(App and web page records)

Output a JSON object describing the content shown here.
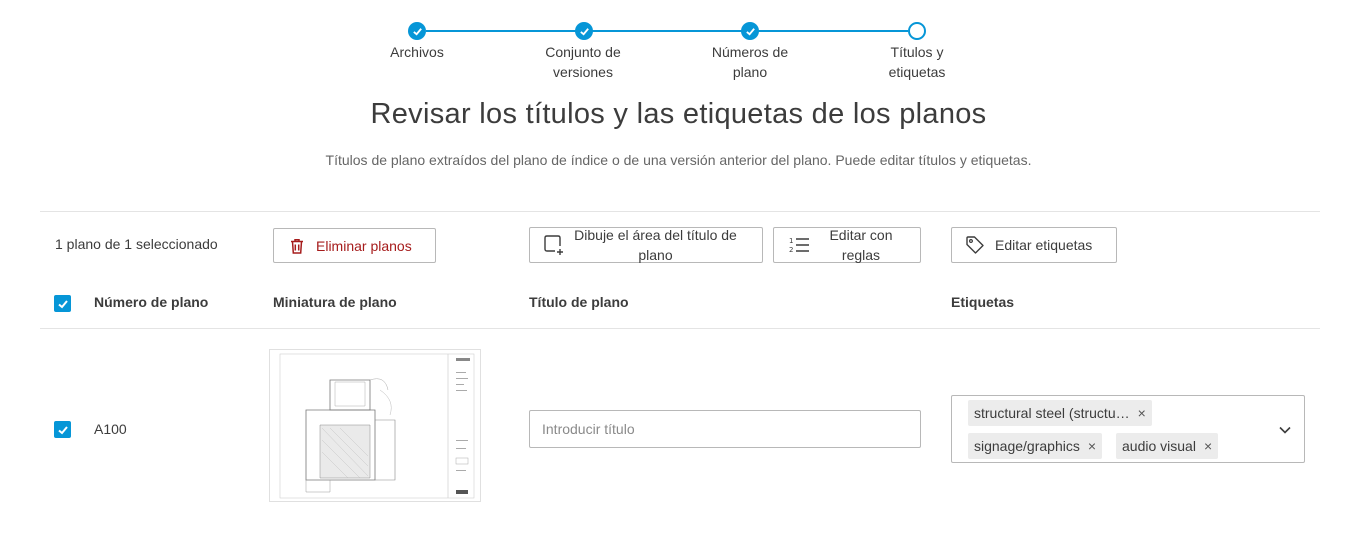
{
  "stepper": {
    "steps": [
      {
        "label": "Archivos",
        "state": "done"
      },
      {
        "label": "Conjunto de versiones",
        "state": "done"
      },
      {
        "label": "Números de plano",
        "state": "done"
      },
      {
        "label": "Títulos y etiquetas",
        "state": "current"
      }
    ]
  },
  "page": {
    "title": "Revisar los títulos y las etiquetas de los planos",
    "subtitle": "Títulos de plano extraídos del plano de índice o de una versión anterior del plano. Puede editar títulos y etiquetas."
  },
  "toolbar": {
    "selection_count": "1 plano de 1 seleccionado",
    "delete_label": "Eliminar planos",
    "draw_title_area_label": "Dibuje el área del título de plano",
    "edit_rules_label": "Editar con reglas",
    "edit_tags_label": "Editar etiquetas"
  },
  "table": {
    "headers": {
      "number": "Número de plano",
      "thumbnail": "Miniatura de plano",
      "title": "Título de plano",
      "tags": "Etiquetas"
    },
    "rows": [
      {
        "checked": true,
        "number": "A100",
        "title_value": "",
        "title_placeholder": "Introducir título",
        "tags": [
          "structural steel (structu…",
          "signage/graphics",
          "audio visual"
        ]
      }
    ]
  },
  "colors": {
    "accent": "#0696d7",
    "danger": "#a61c1c",
    "chip_bg": "#ececec"
  },
  "icons": {
    "step_done": "check-icon",
    "delete": "trash-icon",
    "draw_area": "draw-area-icon",
    "rules": "numbered-list-icon",
    "tags": "tag-icon",
    "dropdown": "chevron-down-icon"
  }
}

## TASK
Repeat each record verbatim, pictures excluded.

## EXERCISE SOLUTION
Output a JSON object describing the content shown here.
{
  "stepper": {
    "steps": [
      {
        "label": "Archivos",
        "state": "done"
      },
      {
        "label": "Conjunto de versiones",
        "state": "done"
      },
      {
        "label": "Números de plano",
        "state": "done"
      },
      {
        "label": "Títulos y etiquetas",
        "state": "current"
      }
    ]
  },
  "page": {
    "title": "Revisar los títulos y las etiquetas de los planos",
    "subtitle": "Títulos de plano extraídos del plano de índice o de una versión anterior del plano. Puede editar títulos y etiquetas."
  },
  "toolbar": {
    "selection_count": "1 plano de 1 seleccionado",
    "delete_label": "Eliminar planos",
    "draw_title_area_label": "Dibuje el área del título de plano",
    "edit_rules_label": "Editar con reglas",
    "edit_tags_label": "Editar etiquetas"
  },
  "table": {
    "headers": {
      "number": "Número de plano",
      "thumbnail": "Miniatura de plano",
      "title": "Título de plano",
      "tags": "Etiquetas"
    },
    "rows": [
      {
        "checked": true,
        "number": "A100",
        "title_value": "",
        "title_placeholder": "Introducir título",
        "tags": [
          "structural steel (structu…",
          "signage/graphics",
          "audio visual"
        ]
      }
    ]
  },
  "colors": {
    "accent": "#0696d7",
    "danger": "#a61c1c",
    "chip_bg": "#ececec"
  },
  "icons": {
    "step_done": "check-icon",
    "delete": "trash-icon",
    "draw_area": "draw-area-icon",
    "rules": "numbered-list-icon",
    "tags": "tag-icon",
    "dropdown": "chevron-down-icon"
  }
}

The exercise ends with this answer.